EXERCISE REQUIREMENTS:
Would you write out the data below exactly, with every line intact?

SUPPLIED MATERIAL:
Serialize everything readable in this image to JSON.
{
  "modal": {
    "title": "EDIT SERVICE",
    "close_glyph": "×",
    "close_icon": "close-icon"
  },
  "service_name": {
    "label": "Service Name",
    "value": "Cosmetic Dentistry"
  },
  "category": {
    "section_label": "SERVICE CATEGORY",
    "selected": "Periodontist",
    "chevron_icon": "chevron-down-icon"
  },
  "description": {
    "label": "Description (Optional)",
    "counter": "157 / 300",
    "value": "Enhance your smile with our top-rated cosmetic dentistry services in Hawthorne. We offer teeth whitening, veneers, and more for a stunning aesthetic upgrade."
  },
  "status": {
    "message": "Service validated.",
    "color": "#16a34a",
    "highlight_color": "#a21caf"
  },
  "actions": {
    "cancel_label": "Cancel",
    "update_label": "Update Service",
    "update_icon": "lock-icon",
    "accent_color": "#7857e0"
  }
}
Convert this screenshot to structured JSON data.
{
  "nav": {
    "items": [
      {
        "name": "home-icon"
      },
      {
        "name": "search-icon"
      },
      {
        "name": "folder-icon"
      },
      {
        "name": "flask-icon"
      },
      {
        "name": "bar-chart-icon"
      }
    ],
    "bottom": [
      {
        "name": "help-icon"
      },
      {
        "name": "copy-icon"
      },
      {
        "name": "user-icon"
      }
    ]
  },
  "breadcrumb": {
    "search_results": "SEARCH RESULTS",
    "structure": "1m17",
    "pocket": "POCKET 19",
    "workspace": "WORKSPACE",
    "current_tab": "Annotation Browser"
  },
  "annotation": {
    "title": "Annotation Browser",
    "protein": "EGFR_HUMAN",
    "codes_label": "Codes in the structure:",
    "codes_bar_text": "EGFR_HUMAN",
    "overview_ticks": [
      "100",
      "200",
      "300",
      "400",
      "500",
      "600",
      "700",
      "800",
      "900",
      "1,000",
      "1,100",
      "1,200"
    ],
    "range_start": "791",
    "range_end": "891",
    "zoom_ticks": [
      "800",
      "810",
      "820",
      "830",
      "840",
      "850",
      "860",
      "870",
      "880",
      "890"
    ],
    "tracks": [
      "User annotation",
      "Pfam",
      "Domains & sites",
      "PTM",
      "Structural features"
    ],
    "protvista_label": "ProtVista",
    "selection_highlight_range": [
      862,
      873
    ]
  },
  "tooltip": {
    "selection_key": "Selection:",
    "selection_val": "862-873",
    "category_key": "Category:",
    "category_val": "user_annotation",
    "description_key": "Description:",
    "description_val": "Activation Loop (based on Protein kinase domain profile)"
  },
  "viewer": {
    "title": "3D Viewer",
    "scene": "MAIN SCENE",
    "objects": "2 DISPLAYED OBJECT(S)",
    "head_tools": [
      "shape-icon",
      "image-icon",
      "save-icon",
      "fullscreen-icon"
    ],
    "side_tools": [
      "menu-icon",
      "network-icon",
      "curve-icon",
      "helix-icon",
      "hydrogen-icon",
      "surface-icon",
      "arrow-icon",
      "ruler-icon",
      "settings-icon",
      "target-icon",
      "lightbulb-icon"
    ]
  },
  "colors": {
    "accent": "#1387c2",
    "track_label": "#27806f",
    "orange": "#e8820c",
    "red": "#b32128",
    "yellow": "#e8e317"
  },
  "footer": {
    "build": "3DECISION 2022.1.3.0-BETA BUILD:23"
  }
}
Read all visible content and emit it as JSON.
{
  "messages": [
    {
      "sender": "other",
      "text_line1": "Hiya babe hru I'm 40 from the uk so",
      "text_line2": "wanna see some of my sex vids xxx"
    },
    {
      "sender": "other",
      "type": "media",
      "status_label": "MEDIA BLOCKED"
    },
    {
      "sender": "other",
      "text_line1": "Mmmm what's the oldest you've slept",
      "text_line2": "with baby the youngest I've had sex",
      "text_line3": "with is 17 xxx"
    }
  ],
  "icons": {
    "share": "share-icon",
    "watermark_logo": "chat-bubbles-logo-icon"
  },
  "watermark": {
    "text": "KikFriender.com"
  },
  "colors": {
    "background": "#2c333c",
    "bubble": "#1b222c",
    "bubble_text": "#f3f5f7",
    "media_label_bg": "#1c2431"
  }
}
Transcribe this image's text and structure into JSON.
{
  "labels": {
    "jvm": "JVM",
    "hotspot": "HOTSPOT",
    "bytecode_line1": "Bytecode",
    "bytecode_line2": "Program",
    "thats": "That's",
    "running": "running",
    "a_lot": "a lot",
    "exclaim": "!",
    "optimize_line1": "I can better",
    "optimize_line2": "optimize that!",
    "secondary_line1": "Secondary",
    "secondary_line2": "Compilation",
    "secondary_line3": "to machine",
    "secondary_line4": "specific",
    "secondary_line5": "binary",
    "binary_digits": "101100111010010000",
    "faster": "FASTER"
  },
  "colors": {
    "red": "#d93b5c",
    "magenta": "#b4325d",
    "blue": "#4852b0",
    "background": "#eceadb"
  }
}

RESULT:
Serialize everything readable in this image to JSON.
{
  "modal": {
    "title": "EDIT SERVICE",
    "close_glyph": "×",
    "close_icon": "close-icon"
  },
  "service_name": {
    "label": "Service Name",
    "value": "Cosmetic Dentistry"
  },
  "category": {
    "section_label": "SERVICE CATEGORY",
    "selected": "Periodontist",
    "chevron_icon": "chevron-down-icon"
  },
  "description": {
    "label": "Description (Optional)",
    "counter": "157 / 300",
    "value": "Enhance your smile with our top-rated cosmetic dentistry services in Hawthorne. We offer teeth whitening, veneers, and more for a stunning aesthetic upgrade."
  },
  "status": {
    "message": "Service validated.",
    "color": "#16a34a",
    "highlight_color": "#a21caf"
  },
  "actions": {
    "cancel_label": "Cancel",
    "update_label": "Update Service",
    "update_icon": "lock-icon",
    "accent_color": "#7857e0"
  }
}
Convert this screenshot to structured JSON data.
{
  "nav": {
    "items": [
      {
        "name": "home-icon"
      },
      {
        "name": "search-icon"
      },
      {
        "name": "folder-icon"
      },
      {
        "name": "flask-icon"
      },
      {
        "name": "bar-chart-icon"
      }
    ],
    "bottom": [
      {
        "name": "help-icon"
      },
      {
        "name": "copy-icon"
      },
      {
        "name": "user-icon"
      }
    ]
  },
  "breadcrumb": {
    "search_results": "SEARCH RESULTS",
    "structure": "1m17",
    "pocket": "POCKET 19",
    "workspace": "WORKSPACE",
    "current_tab": "Annotation Browser"
  },
  "annotation": {
    "title": "Annotation Browser",
    "protein": "EGFR_HUMAN",
    "codes_label": "Codes in the structure:",
    "codes_bar_text": "EGFR_HUMAN",
    "overview_ticks": [
      "100",
      "200",
      "300",
      "400",
      "500",
      "600",
      "700",
      "800",
      "900",
      "1,000",
      "1,100",
      "1,200"
    ],
    "range_start": "791",
    "range_end": "891",
    "zoom_ticks": [
      "800",
      "810",
      "820",
      "830",
      "840",
      "850",
      "860",
      "870",
      "880",
      "890"
    ],
    "tracks": [
      "User annotation",
      "Pfam",
      "Domains & sites",
      "PTM",
      "Structural features"
    ],
    "protvista_label": "ProtVista",
    "selection_highlight_range": [
      862,
      873
    ]
  },
  "tooltip": {
    "selection_key": "Selection:",
    "selection_val": "862-873",
    "category_key": "Category:",
    "category_val": "user_annotation",
    "description_key": "Description:",
    "description_val": "Activation Loop (based on Protein kinase domain profile)"
  },
  "viewer": {
    "title": "3D Viewer",
    "scene": "MAIN SCENE",
    "objects": "2 DISPLAYED OBJECT(S)",
    "head_tools": [
      "shape-icon",
      "image-icon",
      "save-icon",
      "fullscreen-icon"
    ],
    "side_tools": [
      "menu-icon",
      "network-icon",
      "curve-icon",
      "helix-icon",
      "hydrogen-icon",
      "surface-icon",
      "arrow-icon",
      "ruler-icon",
      "settings-icon",
      "target-icon",
      "lightbulb-icon"
    ]
  },
  "colors": {
    "accent": "#1387c2",
    "track_label": "#27806f",
    "orange": "#e8820c",
    "red": "#b32128",
    "yellow": "#e8e317"
  },
  "footer": {
    "build": "3DECISION 2022.1.3.0-BETA BUILD:23"
  }
}
Read all visible content and emit it as JSON.
{
  "messages": [
    {
      "sender": "other",
      "text_line1": "Hiya babe hru I'm 40 from the uk so",
      "text_line2": "wanna see some of my sex vids xxx"
    },
    {
      "sender": "other",
      "type": "media",
      "status_label": "MEDIA BLOCKED"
    },
    {
      "sender": "other",
      "text_line1": "Mmmm what's the oldest you've slept",
      "text_line2": "with baby the youngest I've had sex",
      "text_line3": "with is 17 xxx"
    }
  ],
  "icons": {
    "share": "share-icon",
    "watermark_logo": "chat-bubbles-logo-icon"
  },
  "watermark": {
    "text": "KikFriender.com"
  },
  "colors": {
    "background": "#2c333c",
    "bubble": "#1b222c",
    "bubble_text": "#f3f5f7",
    "media_label_bg": "#1c2431"
  }
}
Transcribe this image's text and structure into JSON.
{
  "labels": {
    "jvm": "JVM",
    "hotspot": "HOTSPOT",
    "bytecode_line1": "Bytecode",
    "bytecode_line2": "Program",
    "thats": "That's",
    "running": "running",
    "a_lot": "a lot",
    "exclaim": "!",
    "optimize_line1": "I can better",
    "optimize_line2": "optimize that!",
    "secondary_line1": "Secondary",
    "secondary_line2": "Compilation",
    "secondary_line3": "to machine",
    "secondary_line4": "specific",
    "secondary_line5": "binary",
    "binary_digits": "101100111010010000",
    "faster": "FASTER"
  },
  "colors": {
    "red": "#d93b5c",
    "magenta": "#b4325d",
    "blue": "#4852b0",
    "background": "#eceadb"
  }
}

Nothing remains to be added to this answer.